Employees of federal contractors, subcontractors, grantees, and subgrantees (the “employees”) are often in the best position to spot waste, fraud, and abuse related to federal contracts and grants. Recognizing the critical role these employees play in shedding light on waste, fraud, and abuse in federal contracts and grants, Federal law protects these employees from retaliation for making protected disclosures. See 41 U.S.C. § 4712.

Notice related to non-disclosure agreements

The Whistleblower Protection Enhancement Act of 2012 prohibits agencies from issuing or enforcing nondisclosure agreements, policies, or forms against current or former employees that do not contain the following statement:

These provisions are consistent with and do not supersede, conflict with, or otherwise alter the employee obligations, rights, or liabilities created by existing statute or Executive order relating to (1) classified information, (2) communications to Congress, (3) the reporting to an Inspector General of a violation of any law, rule, or regulation, or mismanagement, a gross waste of funds, an abuse of authority, or a substantial and specific danger to public health or safety, or (4) any other whistleblower protection.
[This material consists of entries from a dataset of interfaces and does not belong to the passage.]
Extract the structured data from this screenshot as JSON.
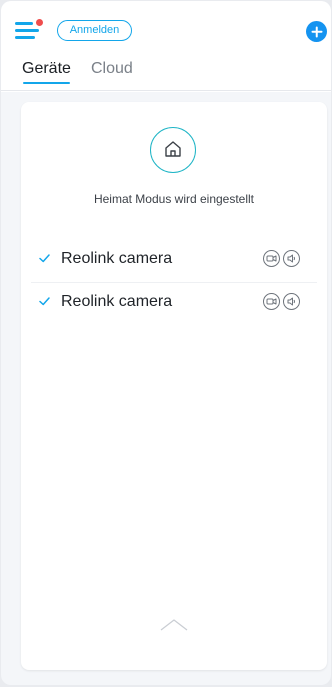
{
  "header": {
    "login_label": "Anmelden"
  },
  "tabs": [
    {
      "label": "Geräte",
      "active": true
    },
    {
      "label": "Cloud",
      "active": false
    }
  ],
  "mode": {
    "status": "Heimat Modus wird eingestellt",
    "icon": "home-icon"
  },
  "devices": [
    {
      "name": "Reolink camera",
      "checked": true,
      "icons": [
        "camera-icon",
        "speaker-icon"
      ]
    },
    {
      "name": "Reolink camera",
      "checked": true,
      "icons": [
        "camera-icon",
        "speaker-icon"
      ]
    }
  ],
  "colors": {
    "accent": "#13a6ea",
    "add_button": "#1493f0",
    "notification_dot": "#ef4d4d",
    "mode_ring": "#1fb5c6"
  }
}
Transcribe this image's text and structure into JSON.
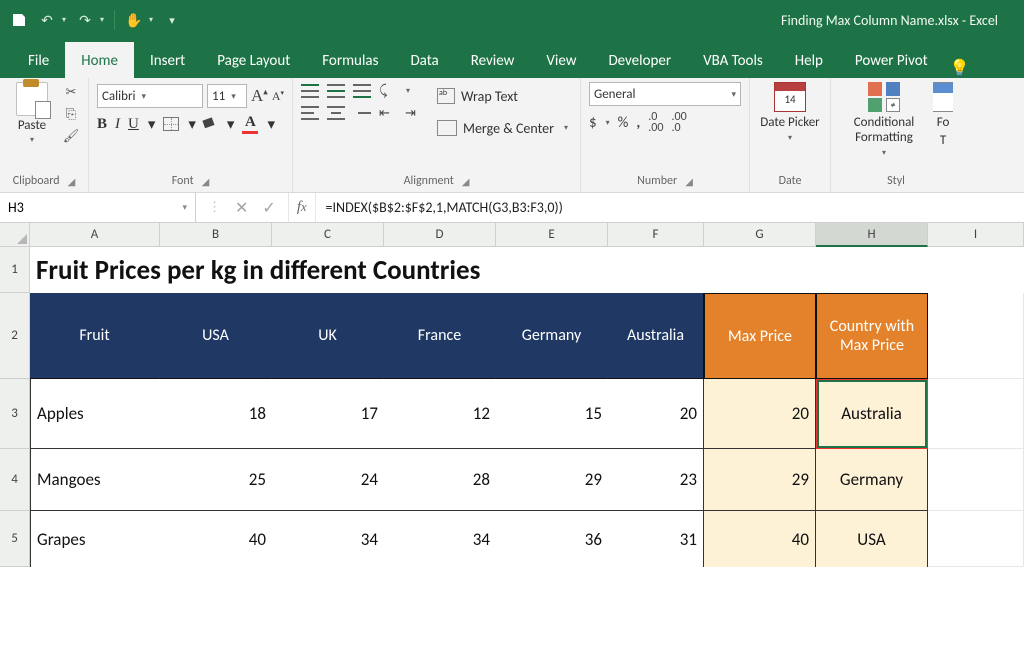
{
  "title": "Finding Max Column Name.xlsx - Excel",
  "tabs": [
    "File",
    "Home",
    "Insert",
    "Page Layout",
    "Formulas",
    "Data",
    "Review",
    "View",
    "Developer",
    "VBA Tools",
    "Help",
    "Power Pivot"
  ],
  "activeTab": "Home",
  "ribbon": {
    "clipboard": {
      "paste": "Paste",
      "label": "Clipboard"
    },
    "font": {
      "name": "Calibri",
      "size": "11",
      "label": "Font"
    },
    "alignment": {
      "wrap": "Wrap Text",
      "merge": "Merge & Center",
      "label": "Alignment"
    },
    "number": {
      "format": "General",
      "label": "Number"
    },
    "date": {
      "btn": "Date Picker",
      "label": "Date"
    },
    "styles": {
      "cond": "Conditional Formatting",
      "fmt": "Fo",
      "tbl": "T",
      "label": "Styl"
    }
  },
  "nameBox": "H3",
  "formula": "=INDEX($B$2:$F$2,1,MATCH(G3,B3:F3,0))",
  "columns": [
    "A",
    "B",
    "C",
    "D",
    "E",
    "F",
    "G",
    "H",
    "I"
  ],
  "rows": [
    "1",
    "2",
    "3",
    "4",
    "5"
  ],
  "sheet": {
    "title": "Fruit Prices per kg in different Countries",
    "headers": [
      "Fruit",
      "USA",
      "UK",
      "France",
      "Germany",
      "Australia",
      "Max Price",
      "Country with Max Price"
    ],
    "data": [
      {
        "fruit": "Apples",
        "vals": [
          "18",
          "17",
          "12",
          "15",
          "20"
        ],
        "max": "20",
        "country": "Australia"
      },
      {
        "fruit": "Mangoes",
        "vals": [
          "25",
          "24",
          "28",
          "29",
          "23"
        ],
        "max": "29",
        "country": "Germany"
      },
      {
        "fruit": "Grapes",
        "vals": [
          "40",
          "34",
          "34",
          "36",
          "31"
        ],
        "max": "40",
        "country": "USA"
      }
    ]
  },
  "chart_data": {
    "type": "table",
    "title": "Fruit Prices per kg in different Countries",
    "columns": [
      "Fruit",
      "USA",
      "UK",
      "France",
      "Germany",
      "Australia",
      "Max Price",
      "Country with Max Price"
    ],
    "rows": [
      [
        "Apples",
        18,
        17,
        12,
        15,
        20,
        20,
        "Australia"
      ],
      [
        "Mangoes",
        25,
        24,
        28,
        29,
        23,
        29,
        "Germany"
      ],
      [
        "Grapes",
        40,
        34,
        34,
        36,
        31,
        40,
        "USA"
      ]
    ]
  }
}
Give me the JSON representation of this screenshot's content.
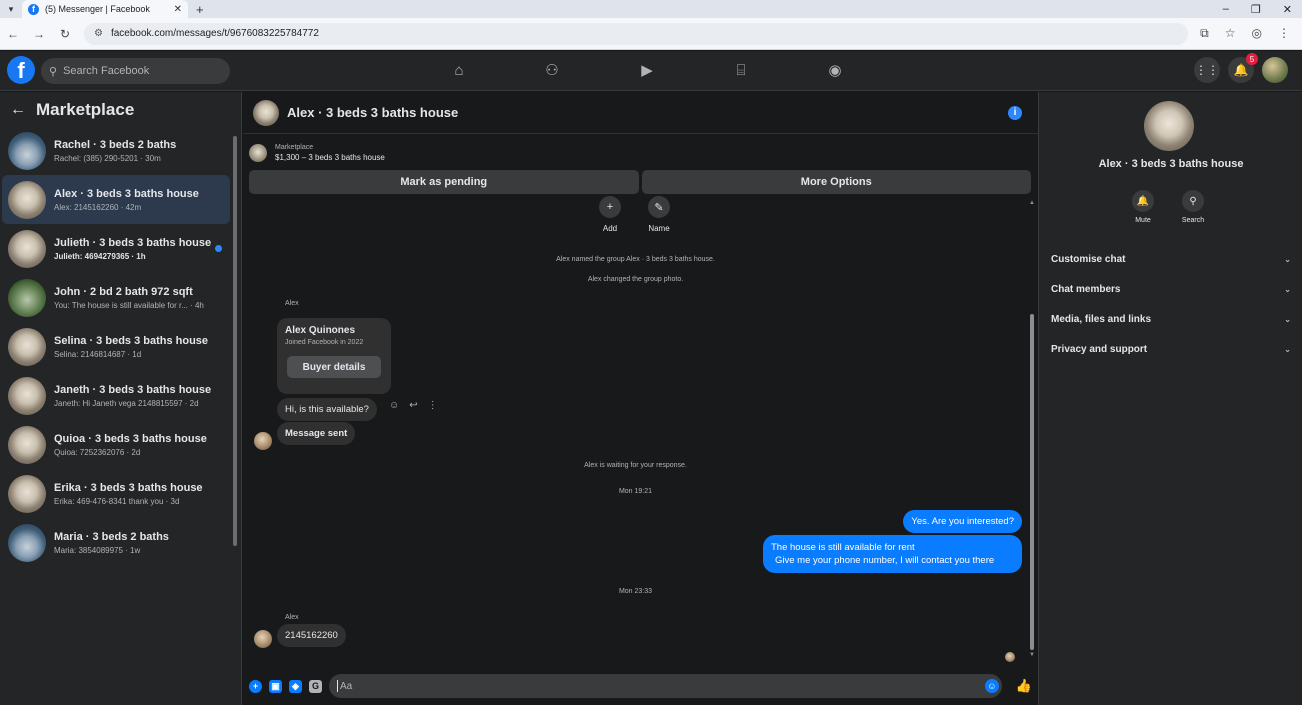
{
  "browser": {
    "tab_title": "(5) Messenger | Facebook",
    "url": "facebook.com/messages/t/9676083225784772"
  },
  "fbnav": {
    "search_placeholder": "Search Facebook",
    "notification_count": "5"
  },
  "left": {
    "title": "Marketplace",
    "conversations": [
      {
        "name": "Rachel · 3 beds 2 baths",
        "preview": "Rachel: (385) 290-5201 · 30m"
      },
      {
        "name": "Alex · 3 beds 3 baths house",
        "preview": "Alex: 2145162260 · 42m"
      },
      {
        "name": "Julieth · 3 beds 3 baths house",
        "preview": "Julieth: 4694279365 · 1h"
      },
      {
        "name": "John · 2 bd 2 bath 972 sqft",
        "preview": "You: The house is still available for r... · 4h"
      },
      {
        "name": "Selina · 3 beds 3 baths house",
        "preview": "Selina: 2146814687 · 1d"
      },
      {
        "name": "Janeth · 3 beds 3 baths house",
        "preview": "Janeth: Hi Janeth vega 2148815597 · 2d"
      },
      {
        "name": "Quioa · 3 beds 3 baths house",
        "preview": "Quioa: 7252362076 · 2d"
      },
      {
        "name": "Erika · 3 beds 3 baths house",
        "preview": "Erika: 469-476-8341 thank you · 3d"
      },
      {
        "name": "Maria · 3 beds 2 baths",
        "preview": "Maria: 3854089975 · 1w"
      }
    ]
  },
  "chat": {
    "title": "Alex · 3 beds 3 baths house",
    "listing_source": "Marketplace",
    "listing_price": "$1,300 – 3 beds 3 baths house",
    "mark_pending": "Mark as pending",
    "more_options": "More Options",
    "quick_add": "Add",
    "quick_name": "Name",
    "sys_named": "Alex named the group Alex · 3 beds 3 baths house.",
    "sys_photo": "Alex changed the group photo.",
    "sender_1": "Alex",
    "card_name": "Alex Quinones",
    "card_joined": "Joined Facebook in 2022",
    "card_button": "Buyer details",
    "msg_available": "Hi, is this available?",
    "msg_sent": "Message sent",
    "sys_waiting": "Alex is waiting for your response.",
    "time_1": "Mon 19:21",
    "my_msg_1": "Yes. Are you interested?",
    "my_msg_2_line1": "The house is still available for rent",
    "my_msg_2_line2": "Give me your phone number, I will contact you there",
    "time_2": "Mon 23:33",
    "sender_2": "Alex",
    "msg_phone": "2145162260",
    "input_placeholder": "Aa"
  },
  "right": {
    "title": "Alex · 3 beds 3 baths house",
    "mute": "Mute",
    "search": "Search",
    "sections": [
      "Customise chat",
      "Chat members",
      "Media, files and links",
      "Privacy and support"
    ]
  }
}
The definitions, requirements, obligations, rights, sanctions, and liabilities created by controlling Executive orders and statutory provisions are incorporated into this agreement and are controlling.

The controlling Executive Orders and statutory provisions in the event of any conflict with a non-disclosure policy, form, or agreement include:

  • The Whistleblower Protection Act, 5 U.S.C. § 2302(b)(8), as amended (governing disclosures of violations of law, waste, fraud, abuse or public health or safety threats);
  • 5 U.S.C. § 7211 (governing disclosures to Congress);
  • 10 U.S.C. § 1034, as amended by the Military Whistleblower Protection Act (governing disclosures to Congress by members of the military);
  • The Intelligence Identities Protection Act of 1982, 50 U.S.C. § 421, et seq., (governing disclosures that could expose confidential government agents);
  • The Subversive Activities Act of 1950, 50 U.S.C. § 783(b);
  • The statutes which protect against disclosures that may compromise the national security, including sections 641, 793, 794, 798, and 952, of title 18, United States Code; and
  • Executive Order No. 13526.